What is expected – In the entries below, count each line holding the word "year". Answer with the total alone.

= = =

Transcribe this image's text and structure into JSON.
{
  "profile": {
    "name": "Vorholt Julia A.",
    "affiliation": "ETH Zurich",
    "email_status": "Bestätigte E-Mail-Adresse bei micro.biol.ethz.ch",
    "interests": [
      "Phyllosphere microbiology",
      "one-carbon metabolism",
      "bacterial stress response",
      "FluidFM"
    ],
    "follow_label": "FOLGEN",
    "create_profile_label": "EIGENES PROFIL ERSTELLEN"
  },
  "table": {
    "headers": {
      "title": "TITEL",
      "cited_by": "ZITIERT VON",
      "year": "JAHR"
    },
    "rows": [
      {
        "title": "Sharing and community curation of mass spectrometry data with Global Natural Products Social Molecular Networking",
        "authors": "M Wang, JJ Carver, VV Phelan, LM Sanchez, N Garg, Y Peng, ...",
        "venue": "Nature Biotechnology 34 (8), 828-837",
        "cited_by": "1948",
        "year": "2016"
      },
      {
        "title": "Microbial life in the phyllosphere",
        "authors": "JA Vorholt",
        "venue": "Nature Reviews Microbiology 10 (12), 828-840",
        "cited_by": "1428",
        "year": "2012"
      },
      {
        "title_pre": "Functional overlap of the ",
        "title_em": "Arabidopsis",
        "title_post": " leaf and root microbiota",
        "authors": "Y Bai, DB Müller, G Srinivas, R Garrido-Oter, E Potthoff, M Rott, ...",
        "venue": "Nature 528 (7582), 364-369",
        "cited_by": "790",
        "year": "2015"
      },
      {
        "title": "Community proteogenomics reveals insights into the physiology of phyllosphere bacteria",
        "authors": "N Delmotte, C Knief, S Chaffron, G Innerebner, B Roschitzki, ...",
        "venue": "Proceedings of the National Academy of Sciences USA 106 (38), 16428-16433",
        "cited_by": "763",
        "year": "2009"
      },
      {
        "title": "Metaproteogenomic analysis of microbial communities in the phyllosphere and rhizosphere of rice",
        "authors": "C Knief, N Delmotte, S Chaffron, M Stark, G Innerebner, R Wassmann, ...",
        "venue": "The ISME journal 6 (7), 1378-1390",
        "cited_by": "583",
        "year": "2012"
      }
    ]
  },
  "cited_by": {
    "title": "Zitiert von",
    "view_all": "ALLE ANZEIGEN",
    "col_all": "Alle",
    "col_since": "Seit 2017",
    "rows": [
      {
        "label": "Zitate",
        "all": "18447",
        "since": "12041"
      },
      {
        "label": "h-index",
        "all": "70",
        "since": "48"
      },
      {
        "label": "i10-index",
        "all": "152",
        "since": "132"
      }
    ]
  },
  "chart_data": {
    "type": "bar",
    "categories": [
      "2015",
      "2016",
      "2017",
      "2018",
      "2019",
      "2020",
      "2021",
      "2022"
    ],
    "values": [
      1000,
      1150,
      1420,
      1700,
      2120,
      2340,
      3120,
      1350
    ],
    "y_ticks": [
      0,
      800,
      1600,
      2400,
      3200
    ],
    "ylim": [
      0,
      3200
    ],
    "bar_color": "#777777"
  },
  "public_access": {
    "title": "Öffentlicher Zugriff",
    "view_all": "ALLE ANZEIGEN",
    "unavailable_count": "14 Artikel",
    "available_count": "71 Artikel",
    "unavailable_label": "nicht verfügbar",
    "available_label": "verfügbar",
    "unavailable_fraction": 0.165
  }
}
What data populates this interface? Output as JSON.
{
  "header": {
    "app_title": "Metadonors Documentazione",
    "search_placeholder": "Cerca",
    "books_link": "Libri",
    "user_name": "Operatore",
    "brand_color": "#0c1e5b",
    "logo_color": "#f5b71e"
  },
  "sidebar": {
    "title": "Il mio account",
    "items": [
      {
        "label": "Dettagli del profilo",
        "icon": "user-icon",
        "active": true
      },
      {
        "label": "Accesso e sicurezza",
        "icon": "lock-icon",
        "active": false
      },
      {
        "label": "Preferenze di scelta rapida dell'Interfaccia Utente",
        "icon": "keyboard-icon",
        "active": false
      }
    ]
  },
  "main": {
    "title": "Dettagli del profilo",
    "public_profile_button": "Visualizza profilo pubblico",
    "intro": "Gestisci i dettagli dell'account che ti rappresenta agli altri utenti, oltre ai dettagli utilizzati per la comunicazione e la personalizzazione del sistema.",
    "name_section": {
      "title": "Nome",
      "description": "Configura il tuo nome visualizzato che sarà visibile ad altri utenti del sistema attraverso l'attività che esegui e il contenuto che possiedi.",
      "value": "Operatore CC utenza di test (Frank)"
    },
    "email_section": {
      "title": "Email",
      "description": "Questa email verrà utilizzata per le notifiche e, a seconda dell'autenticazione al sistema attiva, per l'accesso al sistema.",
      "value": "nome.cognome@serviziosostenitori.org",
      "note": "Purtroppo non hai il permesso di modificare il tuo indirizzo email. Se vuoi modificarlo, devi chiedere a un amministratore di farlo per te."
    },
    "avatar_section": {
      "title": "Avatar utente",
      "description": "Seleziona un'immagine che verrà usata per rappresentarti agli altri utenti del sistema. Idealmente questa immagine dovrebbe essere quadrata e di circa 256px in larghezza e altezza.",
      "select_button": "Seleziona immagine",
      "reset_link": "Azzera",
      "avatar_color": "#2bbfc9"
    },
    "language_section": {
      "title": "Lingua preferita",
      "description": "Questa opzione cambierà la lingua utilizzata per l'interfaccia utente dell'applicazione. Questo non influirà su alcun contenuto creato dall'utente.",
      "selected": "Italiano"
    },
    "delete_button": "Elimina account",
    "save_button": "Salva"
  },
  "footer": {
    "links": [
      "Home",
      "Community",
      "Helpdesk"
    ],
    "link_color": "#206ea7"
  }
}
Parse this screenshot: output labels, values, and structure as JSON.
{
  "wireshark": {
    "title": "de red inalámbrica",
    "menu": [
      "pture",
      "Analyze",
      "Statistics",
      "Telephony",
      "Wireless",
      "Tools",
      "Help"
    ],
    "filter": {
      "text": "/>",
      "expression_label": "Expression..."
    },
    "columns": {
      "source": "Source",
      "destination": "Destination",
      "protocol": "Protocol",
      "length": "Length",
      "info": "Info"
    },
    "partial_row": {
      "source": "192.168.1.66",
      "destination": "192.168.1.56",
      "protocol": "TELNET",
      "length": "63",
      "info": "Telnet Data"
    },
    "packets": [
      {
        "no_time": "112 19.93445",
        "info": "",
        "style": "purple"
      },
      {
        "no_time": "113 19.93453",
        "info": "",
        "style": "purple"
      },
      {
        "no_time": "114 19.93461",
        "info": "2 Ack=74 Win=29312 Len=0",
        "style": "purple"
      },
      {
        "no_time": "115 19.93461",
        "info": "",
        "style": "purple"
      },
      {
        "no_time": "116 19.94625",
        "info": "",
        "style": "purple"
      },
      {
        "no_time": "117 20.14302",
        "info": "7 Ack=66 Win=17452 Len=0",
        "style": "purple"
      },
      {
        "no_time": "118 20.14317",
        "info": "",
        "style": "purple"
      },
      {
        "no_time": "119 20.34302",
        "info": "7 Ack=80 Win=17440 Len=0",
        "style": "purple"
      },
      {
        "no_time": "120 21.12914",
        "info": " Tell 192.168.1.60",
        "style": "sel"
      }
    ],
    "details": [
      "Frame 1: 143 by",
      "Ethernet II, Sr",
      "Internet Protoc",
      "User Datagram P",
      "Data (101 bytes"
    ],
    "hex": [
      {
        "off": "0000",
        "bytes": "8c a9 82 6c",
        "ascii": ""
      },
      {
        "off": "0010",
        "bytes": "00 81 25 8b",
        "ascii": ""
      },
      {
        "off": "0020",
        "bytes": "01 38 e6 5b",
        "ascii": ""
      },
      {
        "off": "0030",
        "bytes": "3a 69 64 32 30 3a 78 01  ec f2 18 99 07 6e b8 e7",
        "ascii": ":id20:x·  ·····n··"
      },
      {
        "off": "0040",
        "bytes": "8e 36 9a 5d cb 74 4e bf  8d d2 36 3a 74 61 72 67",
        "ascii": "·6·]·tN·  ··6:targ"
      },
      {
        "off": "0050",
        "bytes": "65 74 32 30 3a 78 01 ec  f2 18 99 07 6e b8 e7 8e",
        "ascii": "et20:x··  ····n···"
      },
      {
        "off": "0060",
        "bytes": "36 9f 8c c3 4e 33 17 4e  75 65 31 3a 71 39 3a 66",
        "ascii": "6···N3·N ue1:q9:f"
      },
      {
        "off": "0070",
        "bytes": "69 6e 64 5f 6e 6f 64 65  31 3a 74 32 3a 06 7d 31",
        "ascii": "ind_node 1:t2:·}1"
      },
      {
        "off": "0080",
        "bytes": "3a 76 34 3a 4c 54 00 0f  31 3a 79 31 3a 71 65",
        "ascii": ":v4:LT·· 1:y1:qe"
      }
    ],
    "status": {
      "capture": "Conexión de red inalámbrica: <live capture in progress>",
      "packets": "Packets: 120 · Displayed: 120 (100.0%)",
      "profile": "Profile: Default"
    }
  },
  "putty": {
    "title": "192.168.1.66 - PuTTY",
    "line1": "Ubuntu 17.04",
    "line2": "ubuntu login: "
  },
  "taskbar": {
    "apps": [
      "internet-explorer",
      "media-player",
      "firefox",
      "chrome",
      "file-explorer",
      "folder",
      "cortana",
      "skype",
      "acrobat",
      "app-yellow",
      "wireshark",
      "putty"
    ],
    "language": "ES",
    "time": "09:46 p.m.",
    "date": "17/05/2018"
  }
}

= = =

Response area – 6